Task:
Scan the records below. Report the number of lines containing the word "flag", and nothing more.

Provided entries:
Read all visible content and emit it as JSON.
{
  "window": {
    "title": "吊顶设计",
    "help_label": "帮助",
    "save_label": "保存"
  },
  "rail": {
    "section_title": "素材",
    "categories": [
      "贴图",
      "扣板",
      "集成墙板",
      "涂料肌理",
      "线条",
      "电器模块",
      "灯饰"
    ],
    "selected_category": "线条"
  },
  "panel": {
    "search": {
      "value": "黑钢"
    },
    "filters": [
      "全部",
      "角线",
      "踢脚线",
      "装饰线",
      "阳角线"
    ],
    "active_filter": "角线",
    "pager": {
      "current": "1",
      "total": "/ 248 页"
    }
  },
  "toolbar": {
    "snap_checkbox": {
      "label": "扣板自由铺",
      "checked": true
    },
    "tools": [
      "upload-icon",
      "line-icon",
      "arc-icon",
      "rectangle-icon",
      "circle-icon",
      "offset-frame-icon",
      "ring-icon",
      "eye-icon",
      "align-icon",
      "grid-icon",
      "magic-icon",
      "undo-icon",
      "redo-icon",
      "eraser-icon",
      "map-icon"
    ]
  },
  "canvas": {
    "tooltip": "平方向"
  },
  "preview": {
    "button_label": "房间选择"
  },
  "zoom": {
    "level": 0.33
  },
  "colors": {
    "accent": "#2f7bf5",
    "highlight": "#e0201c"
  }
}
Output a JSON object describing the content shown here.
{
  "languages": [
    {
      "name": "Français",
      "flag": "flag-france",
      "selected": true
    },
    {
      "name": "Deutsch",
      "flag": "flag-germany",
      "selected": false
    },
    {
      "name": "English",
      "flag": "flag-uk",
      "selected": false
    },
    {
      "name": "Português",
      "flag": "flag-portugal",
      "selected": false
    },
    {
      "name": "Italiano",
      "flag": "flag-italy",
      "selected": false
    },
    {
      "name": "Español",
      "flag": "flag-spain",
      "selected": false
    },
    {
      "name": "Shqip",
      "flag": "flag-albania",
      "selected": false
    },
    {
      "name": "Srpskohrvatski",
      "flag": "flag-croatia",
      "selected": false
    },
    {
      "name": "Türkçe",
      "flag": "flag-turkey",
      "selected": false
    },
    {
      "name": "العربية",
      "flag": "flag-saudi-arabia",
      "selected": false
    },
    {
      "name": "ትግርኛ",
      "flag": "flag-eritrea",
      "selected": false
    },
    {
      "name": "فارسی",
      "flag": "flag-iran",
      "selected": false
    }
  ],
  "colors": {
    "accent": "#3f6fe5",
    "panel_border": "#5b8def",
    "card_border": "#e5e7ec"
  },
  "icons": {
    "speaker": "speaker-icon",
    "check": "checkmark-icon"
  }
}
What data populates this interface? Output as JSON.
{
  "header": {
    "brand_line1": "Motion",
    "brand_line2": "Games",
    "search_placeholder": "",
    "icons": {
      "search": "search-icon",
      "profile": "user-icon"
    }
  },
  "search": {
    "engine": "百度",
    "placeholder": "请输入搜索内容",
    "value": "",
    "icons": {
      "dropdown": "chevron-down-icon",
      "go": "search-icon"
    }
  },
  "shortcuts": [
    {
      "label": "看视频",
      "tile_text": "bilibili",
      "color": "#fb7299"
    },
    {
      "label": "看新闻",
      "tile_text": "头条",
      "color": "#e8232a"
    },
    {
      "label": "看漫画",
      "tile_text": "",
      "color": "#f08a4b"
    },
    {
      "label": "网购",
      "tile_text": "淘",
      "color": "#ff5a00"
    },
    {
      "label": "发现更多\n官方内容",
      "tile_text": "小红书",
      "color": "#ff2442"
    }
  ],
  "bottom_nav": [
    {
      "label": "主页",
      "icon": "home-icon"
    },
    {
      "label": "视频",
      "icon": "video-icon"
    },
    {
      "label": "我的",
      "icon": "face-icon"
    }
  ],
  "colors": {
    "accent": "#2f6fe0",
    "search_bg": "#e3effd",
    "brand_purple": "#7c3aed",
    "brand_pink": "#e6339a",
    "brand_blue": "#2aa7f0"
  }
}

Your solution:
12